* EXERCISE DETAILS *
Look for the string "heading" in the listing below and copy every line in which it appears.
=== Begin Enclosure ===
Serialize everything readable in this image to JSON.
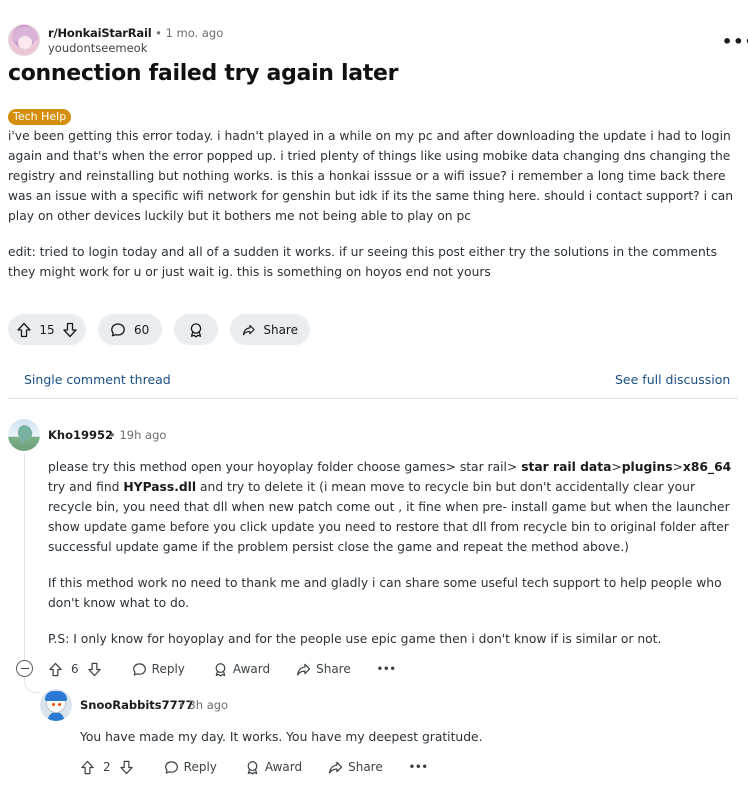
{
  "post": {
    "subreddit": "r/HonkaiStarRail",
    "separator": "•",
    "age": "1 mo. ago",
    "author": "youdontseemeok",
    "more": "•••",
    "title": "connection failed try again later",
    "flair": "Tech Help",
    "body_p1": "i've been getting this error today. i hadn't played in a while on my pc and after downloading the update i had to login again and that's when the error popped up. i tried plenty of things like using mobike data changing dns changing the registry and reinstalling but nothing works. is this a honkai isssue or a wifi issue? i remember a long time back there was an issue with a specific wifi network for genshin but idk if its the same thing here. should i contact support? i can play on other devices luckily but it bothers me not being able to play on pc",
    "body_p2": "edit: tried to login today and all of a sudden it works. if ur seeing this post either try the solutions in the comments they might work for u or just wait ig. this is something on hoyos end not yours",
    "votes": "15",
    "comments": "60",
    "share_label": "Share"
  },
  "thread_nav": {
    "single": "Single comment thread",
    "full": "See full discussion"
  },
  "comment": {
    "author": "Kho19952",
    "meta": "• 19h ago",
    "p1_a": "please try this method open your hoyoplay folder choose games> star rail> ",
    "p1_b1": "star rail data",
    "p1_c": ">",
    "p1_b2": "plugins",
    "p1_d": ">",
    "p1_b3": "x86_64",
    "p1_e": " try and find ",
    "p1_b4": "HYPass.dll",
    "p1_f": " and try to delete it (i mean move to recycle bin but don't accidentally clear your recycle bin, you need that dll when new patch come out , it fine when pre- install game but when the launcher show update game before you click update you need to restore that dll from recycle bin to original folder after successful update game if the problem persist close the game and repeat the method above.)",
    "p2": "If this method work no need to thank me and gladly i can share some useful tech support to help people who don't know what to do.",
    "p3": "P.S: I only know for hoyoplay and for the people use epic game then i don't know if is similar or not.",
    "votes": "6",
    "reply_label": "Reply",
    "award_label": "Award",
    "share_label": "Share",
    "more": "•••"
  },
  "reply": {
    "author": "SnooRabbits7777",
    "meta": "• 3h ago",
    "body": "You have made my day. It works. You have my deepest gratitude.",
    "votes": "2",
    "reply_label": "Reply",
    "award_label": "Award",
    "share_label": "Share",
    "more": "•••"
  },
  "colors": {
    "flair_bg": "#d4900d",
    "link": "#1a4f85",
    "pill_bg": "#e9edf0"
  }
}
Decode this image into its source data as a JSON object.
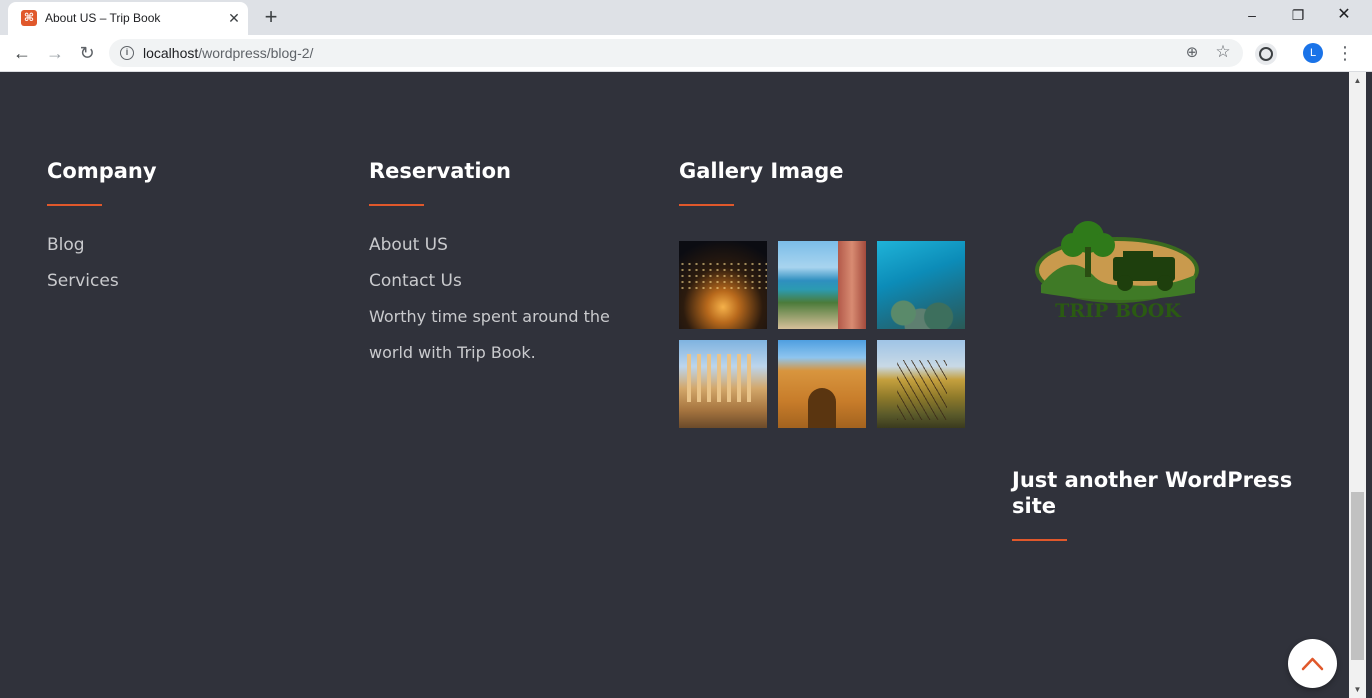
{
  "browser": {
    "tab_title": "About US – Trip Book",
    "tab_close_glyph": "✕",
    "new_tab_glyph": "+",
    "window_minimize_glyph": "–",
    "window_restore_glyph": "❐",
    "window_close_glyph": "✕",
    "url_host": "localhost",
    "url_path": "/wordpress/blog-2/",
    "profile_initial": "L",
    "back_glyph": "←",
    "forward_glyph": "→",
    "reload_glyph": "↻",
    "zoom_glyph": "⊕",
    "star_glyph": "☆",
    "menu_glyph": "⋮",
    "info_glyph": "i"
  },
  "footer": {
    "company": {
      "heading": "Company",
      "links": [
        "Blog",
        "Services"
      ]
    },
    "reservation": {
      "heading": "Reservation",
      "links": [
        "About US",
        "Contact Us"
      ],
      "description": "Worthy time spent around the world with Trip Book."
    },
    "gallery": {
      "heading": "Gallery Image",
      "images": [
        "night-city-amphitheatre",
        "red-sea-coast",
        "coral-reef",
        "ancient-colonnade",
        "stone-arch-gate",
        "autumn-trees"
      ]
    },
    "logo": {
      "text": "TRIP BOOK",
      "icon": "jeep-tree-logo"
    },
    "site": {
      "heading": "Just another WordPress site"
    }
  },
  "colors": {
    "background": "#30323b",
    "accent": "#e0582b",
    "heading": "#ffffff",
    "text": "#c9cacd"
  },
  "scroll_to_top": {
    "icon": "chevron-up-icon"
  }
}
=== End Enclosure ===
* OUTPUT FOR THIS TASK *
      "heading": "Company",
      "heading": "Reservation",
      "heading": "Gallery Image",
      "heading": "Just another WordPress site"
    "heading": "#ffffff",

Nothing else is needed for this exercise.